For L'Angoisse de la page blanche (The Anguish of the White Page, 2007), two sheets of standard-size copy paper are pressed up against each other as they spin in circles on a low table. A homemade arcade game, Untitled (Football Players) (1999) is poetic play with fear and dread, child-like toying with the idea of death: when the viewer-player pushes down on two metal levers covered in duct tape, a high voltage transformer sends buzzing charges up and down the bodies of two metal footballers. The game's apparently haphazard construction disguises a deliberate design, which is calculated down to details such as the decorative quality of plywood panels at its base and a strip of packing tape around two edges of its Plexiglass case. This is also the case in Untitled (Burned Turkmenistan Carpet III and IV) (2008), for which the seemingly casual act of burning two rolled-up oriental carpets creates a series of long, repeated lacerations that play off of the detailed geometric designs in the carpets’ intricate weaving.

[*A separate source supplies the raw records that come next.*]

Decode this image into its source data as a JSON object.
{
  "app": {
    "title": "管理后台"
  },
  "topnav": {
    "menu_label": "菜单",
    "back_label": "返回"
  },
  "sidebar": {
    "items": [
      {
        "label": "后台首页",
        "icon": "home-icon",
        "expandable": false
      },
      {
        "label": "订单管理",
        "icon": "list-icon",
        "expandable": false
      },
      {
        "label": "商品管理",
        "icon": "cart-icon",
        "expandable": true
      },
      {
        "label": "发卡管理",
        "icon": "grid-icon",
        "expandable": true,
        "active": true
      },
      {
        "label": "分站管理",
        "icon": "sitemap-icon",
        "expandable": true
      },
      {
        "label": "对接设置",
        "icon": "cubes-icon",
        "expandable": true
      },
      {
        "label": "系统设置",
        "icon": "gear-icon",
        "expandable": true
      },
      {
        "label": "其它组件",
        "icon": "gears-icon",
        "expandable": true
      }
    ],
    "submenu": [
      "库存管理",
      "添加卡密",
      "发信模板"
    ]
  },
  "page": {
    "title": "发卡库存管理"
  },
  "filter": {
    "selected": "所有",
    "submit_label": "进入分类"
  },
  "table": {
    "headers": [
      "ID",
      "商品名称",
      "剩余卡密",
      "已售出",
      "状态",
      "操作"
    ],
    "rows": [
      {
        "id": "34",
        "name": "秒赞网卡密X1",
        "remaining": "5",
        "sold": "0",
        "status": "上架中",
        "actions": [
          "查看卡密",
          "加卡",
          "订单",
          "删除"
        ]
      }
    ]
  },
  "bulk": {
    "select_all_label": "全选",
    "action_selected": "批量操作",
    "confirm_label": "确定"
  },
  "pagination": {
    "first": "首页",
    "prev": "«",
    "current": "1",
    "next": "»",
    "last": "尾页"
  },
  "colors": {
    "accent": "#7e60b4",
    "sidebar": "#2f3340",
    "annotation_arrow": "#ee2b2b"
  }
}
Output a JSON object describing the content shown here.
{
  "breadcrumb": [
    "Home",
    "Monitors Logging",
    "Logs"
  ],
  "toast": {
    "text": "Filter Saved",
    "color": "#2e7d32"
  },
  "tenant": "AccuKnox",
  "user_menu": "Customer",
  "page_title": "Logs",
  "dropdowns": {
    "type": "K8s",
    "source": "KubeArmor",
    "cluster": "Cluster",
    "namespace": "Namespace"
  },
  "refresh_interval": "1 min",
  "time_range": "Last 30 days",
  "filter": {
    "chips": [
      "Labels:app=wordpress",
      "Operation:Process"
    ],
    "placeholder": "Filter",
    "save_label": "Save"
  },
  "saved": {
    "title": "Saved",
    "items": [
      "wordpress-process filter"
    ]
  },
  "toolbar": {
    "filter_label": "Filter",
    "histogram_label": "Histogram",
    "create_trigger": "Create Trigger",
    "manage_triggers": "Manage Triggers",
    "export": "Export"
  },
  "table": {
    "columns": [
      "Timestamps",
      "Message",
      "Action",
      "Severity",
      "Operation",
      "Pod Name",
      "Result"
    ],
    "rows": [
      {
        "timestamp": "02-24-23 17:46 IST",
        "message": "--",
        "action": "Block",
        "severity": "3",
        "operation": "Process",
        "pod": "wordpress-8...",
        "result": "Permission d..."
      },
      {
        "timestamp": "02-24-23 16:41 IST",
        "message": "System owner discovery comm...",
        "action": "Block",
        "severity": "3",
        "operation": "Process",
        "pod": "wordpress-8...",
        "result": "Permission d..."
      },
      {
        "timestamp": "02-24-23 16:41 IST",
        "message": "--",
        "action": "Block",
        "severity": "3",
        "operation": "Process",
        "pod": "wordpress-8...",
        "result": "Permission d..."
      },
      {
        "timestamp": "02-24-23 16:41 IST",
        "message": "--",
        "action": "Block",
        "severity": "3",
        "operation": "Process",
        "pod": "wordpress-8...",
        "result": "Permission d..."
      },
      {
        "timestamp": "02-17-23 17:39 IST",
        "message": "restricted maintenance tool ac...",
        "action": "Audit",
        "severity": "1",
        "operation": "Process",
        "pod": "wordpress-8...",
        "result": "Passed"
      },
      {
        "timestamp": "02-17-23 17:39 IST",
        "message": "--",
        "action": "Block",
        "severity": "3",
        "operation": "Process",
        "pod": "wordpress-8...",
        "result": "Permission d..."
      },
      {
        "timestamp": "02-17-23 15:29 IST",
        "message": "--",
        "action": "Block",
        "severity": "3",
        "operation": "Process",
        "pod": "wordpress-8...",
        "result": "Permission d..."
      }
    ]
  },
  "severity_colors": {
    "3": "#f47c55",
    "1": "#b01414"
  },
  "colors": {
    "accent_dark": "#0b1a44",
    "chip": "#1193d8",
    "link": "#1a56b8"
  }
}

As art historian Rudi Fuchs writes in the note to his lecture ‘Conflicts with Modernism or The Absence of Schwitters’,1 ‘in the end, art-making is a process of magic.’ Schlesinger calls attention to the magic nature of the artwork but purposefully reveals all of the secrets to his tricks. Two white wires taped to the gallery floor lead from a low platform, where Forever Young is displayed, to a wall socket, giving away the fact that the glowing ash is actually the end of an optic fiber. The two white pages of L'Angoisse de la page blanche perform their courtly dance on a table whose legs are fashioned from tip-less spray cans. The battered cans draw attention to the table's underside where a small motor is revealed as the dynamo driving the paper's animation. The flaps at the bottom of the cardboard box in Zu Erinnern und Zu Vergesse (The commemorable and the forgettable, 2008) are not tightly closed but leave gaps from which water should be leak, but oddly it doesn't. This small detail provides a clue that inveigles its way into the mind of the attentive observer and betrays the illusion: the box's bottom is not saturated but coated with water-resistant wax.

As phenomenologist Francois Cheng explains in Five Meditations on Beauty (2006), the beautiful is never a static way of being, ‘given once for always’ for ‘its ability to captivate lies in its revealing itself […] in its emergence.’2 In Schlesinger’s oeuvre, trauma and disaster are the spells that call objects forth from their quotidian hiding into the realm of the artist’s sorcery, a magic of constant revelation.

1. Rudi Fuchs, Conflicts with Modernism or The Absence of Kurt Schwitters, Berlin: Verlag Gachnang & Springer, 1991, p.25
2. Francois Cheng, Cinq Méditations sur la Beauté, Paris: Albin Michel, 2006, p. 70 (translation provided by the review's author)

Emily Verla Bovino is an artist and art historian based in Hong Kong.